### WORK ORDER:
Check each line below for the word "JSON", and copy those that have it.

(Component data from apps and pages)
-- Opening Marker --

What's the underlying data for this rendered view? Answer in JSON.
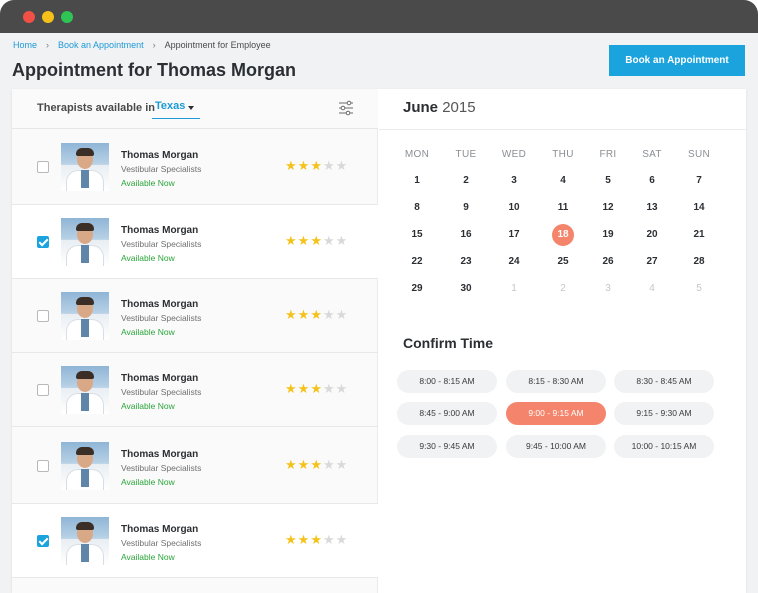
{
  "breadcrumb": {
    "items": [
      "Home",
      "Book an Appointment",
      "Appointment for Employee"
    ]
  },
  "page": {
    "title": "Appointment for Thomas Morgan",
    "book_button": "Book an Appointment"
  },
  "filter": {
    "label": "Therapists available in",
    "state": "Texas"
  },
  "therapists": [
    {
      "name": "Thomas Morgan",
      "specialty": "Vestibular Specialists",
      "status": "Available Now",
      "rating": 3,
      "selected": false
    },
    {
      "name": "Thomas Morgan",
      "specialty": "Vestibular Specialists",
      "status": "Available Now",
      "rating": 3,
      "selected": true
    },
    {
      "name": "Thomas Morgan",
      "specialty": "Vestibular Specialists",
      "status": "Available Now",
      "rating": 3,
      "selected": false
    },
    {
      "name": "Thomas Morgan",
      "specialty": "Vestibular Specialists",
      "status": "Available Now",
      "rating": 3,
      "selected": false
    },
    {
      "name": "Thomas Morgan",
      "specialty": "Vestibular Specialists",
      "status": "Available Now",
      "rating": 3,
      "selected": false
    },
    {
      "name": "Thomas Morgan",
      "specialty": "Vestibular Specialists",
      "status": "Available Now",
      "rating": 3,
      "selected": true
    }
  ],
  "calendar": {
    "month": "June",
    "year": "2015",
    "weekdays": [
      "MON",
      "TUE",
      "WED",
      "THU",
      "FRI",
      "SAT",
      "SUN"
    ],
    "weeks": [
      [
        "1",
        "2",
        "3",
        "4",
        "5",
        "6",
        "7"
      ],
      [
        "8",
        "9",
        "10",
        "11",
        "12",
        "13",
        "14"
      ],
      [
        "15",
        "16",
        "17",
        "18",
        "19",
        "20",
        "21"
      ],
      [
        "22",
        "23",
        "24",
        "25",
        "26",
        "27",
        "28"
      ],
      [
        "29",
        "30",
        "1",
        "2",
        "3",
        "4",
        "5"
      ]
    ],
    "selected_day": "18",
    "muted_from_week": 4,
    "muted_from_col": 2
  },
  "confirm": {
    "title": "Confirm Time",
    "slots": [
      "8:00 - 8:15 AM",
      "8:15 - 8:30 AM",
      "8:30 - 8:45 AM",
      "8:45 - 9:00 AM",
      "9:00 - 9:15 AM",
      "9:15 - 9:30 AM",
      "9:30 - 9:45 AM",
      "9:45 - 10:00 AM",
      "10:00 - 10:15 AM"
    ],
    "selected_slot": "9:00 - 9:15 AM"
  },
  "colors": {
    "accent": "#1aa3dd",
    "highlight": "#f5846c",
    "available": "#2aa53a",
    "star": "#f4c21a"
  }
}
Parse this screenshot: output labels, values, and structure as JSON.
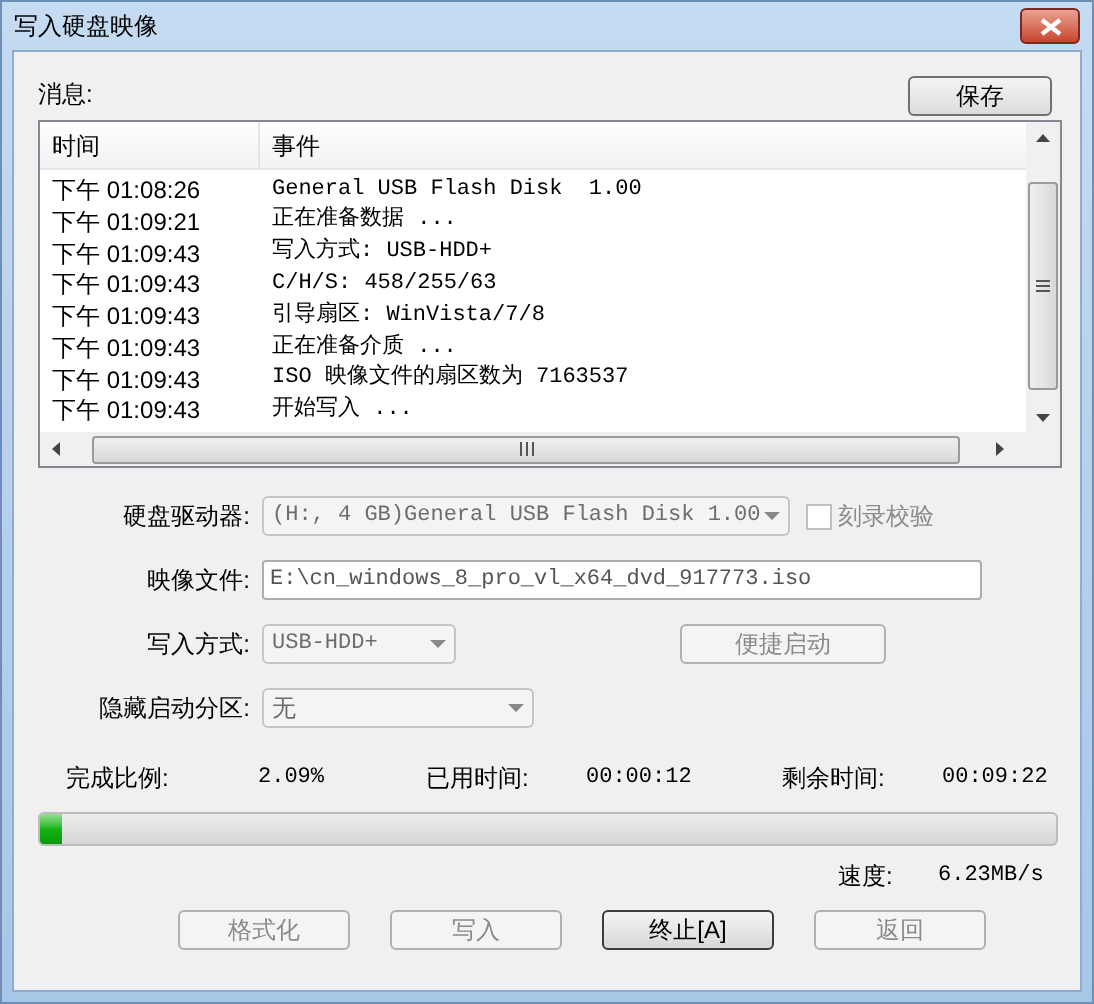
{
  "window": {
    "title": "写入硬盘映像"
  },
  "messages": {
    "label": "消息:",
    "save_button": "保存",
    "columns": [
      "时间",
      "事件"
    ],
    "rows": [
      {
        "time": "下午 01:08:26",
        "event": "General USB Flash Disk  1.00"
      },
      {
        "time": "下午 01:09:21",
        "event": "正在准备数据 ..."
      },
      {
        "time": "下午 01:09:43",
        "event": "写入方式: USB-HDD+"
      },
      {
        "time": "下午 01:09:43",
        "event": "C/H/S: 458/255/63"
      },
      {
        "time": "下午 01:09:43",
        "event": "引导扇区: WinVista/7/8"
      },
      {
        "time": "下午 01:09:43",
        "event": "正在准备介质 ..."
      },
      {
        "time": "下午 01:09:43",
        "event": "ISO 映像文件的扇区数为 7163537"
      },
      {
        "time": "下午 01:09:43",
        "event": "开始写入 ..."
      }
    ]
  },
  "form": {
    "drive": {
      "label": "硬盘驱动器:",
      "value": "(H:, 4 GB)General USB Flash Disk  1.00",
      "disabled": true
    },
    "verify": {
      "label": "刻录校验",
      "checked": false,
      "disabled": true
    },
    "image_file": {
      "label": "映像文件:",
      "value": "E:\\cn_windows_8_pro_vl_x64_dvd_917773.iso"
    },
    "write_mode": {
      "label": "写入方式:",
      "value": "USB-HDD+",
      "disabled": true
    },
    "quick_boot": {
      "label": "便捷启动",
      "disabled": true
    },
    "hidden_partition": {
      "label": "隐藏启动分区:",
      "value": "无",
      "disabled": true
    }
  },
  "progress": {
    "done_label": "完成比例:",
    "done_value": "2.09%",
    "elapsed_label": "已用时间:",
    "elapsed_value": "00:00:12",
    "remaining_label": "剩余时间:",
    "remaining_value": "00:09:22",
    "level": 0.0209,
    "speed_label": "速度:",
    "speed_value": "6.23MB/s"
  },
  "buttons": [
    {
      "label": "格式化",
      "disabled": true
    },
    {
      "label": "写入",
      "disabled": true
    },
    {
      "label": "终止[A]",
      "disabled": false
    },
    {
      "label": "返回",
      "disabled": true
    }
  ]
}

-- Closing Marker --
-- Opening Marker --

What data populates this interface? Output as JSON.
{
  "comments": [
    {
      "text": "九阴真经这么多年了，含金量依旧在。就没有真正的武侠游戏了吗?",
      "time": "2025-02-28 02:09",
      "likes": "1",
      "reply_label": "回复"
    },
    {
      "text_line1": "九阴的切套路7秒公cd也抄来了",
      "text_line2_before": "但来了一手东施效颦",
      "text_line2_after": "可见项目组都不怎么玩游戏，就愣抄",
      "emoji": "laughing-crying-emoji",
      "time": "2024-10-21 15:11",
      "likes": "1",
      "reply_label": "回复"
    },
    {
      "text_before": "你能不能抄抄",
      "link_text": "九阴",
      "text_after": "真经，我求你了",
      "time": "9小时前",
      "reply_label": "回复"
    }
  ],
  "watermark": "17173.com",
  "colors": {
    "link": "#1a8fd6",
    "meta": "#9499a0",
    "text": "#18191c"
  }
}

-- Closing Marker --

### YOUR SOLUTION:
What's the underlying data for this rendered view? Answer in JSON.
Parse this screenshot: output labels, values, and structure as JSON.
What data populates this interface? Output as JSON.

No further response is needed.